[Supplied information Boundary: Start]
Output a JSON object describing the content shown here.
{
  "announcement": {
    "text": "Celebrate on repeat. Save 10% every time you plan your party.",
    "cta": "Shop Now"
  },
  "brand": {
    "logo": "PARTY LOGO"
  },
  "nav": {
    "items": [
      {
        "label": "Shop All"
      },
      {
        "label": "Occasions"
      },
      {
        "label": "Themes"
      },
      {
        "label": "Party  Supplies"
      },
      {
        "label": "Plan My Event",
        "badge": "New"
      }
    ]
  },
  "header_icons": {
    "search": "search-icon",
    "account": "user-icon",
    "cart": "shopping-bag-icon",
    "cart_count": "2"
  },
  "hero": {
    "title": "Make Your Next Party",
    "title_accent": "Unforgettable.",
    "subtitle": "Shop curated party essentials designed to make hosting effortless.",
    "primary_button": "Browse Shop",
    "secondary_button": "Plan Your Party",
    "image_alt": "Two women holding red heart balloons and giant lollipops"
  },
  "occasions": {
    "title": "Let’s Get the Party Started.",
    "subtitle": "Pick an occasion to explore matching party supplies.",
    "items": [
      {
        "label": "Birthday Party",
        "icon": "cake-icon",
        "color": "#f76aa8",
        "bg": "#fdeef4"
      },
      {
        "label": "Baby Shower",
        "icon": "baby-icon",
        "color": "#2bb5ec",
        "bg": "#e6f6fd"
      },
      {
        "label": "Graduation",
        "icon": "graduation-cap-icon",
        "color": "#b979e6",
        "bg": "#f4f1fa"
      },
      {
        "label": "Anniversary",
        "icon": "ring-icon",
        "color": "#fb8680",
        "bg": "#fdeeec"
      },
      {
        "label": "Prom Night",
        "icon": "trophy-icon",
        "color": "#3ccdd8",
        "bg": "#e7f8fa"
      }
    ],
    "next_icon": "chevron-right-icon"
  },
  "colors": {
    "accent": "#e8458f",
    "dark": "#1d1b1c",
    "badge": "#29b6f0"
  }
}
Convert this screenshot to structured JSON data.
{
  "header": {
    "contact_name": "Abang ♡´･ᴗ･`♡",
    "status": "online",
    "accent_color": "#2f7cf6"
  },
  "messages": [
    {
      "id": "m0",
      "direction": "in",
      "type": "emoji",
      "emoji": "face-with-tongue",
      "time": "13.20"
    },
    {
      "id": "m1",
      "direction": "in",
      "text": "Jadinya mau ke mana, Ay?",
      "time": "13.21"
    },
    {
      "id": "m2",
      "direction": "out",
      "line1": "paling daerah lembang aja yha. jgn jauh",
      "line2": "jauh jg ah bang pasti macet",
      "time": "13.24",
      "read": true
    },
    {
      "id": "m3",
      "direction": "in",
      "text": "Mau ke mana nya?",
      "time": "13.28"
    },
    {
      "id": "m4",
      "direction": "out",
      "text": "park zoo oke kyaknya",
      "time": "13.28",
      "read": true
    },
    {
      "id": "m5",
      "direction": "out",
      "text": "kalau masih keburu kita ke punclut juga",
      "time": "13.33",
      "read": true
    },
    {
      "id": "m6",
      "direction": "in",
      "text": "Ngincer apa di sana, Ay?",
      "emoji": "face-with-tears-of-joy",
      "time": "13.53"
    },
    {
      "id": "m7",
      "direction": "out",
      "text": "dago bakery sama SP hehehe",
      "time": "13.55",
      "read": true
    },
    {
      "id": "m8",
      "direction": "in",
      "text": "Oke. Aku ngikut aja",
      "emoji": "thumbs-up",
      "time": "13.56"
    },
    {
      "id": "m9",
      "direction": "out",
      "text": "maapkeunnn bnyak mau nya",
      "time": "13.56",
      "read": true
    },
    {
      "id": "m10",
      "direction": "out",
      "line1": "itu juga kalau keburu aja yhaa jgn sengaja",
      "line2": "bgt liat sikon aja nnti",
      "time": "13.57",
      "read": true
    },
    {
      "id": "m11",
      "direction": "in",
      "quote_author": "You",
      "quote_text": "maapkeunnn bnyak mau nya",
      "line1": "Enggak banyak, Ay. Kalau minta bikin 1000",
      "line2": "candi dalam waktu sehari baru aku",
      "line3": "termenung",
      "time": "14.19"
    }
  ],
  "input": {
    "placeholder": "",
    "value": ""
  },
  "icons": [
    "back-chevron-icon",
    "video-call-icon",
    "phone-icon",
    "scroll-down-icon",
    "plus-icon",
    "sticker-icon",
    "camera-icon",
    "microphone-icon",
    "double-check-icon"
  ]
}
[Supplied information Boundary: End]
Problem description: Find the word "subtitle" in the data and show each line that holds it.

Written answer:
    "subtitle": "Shop curated party essentials designed to make hosting effortless.",
    "subtitle": "Pick an occasion to explore matching party supplies.",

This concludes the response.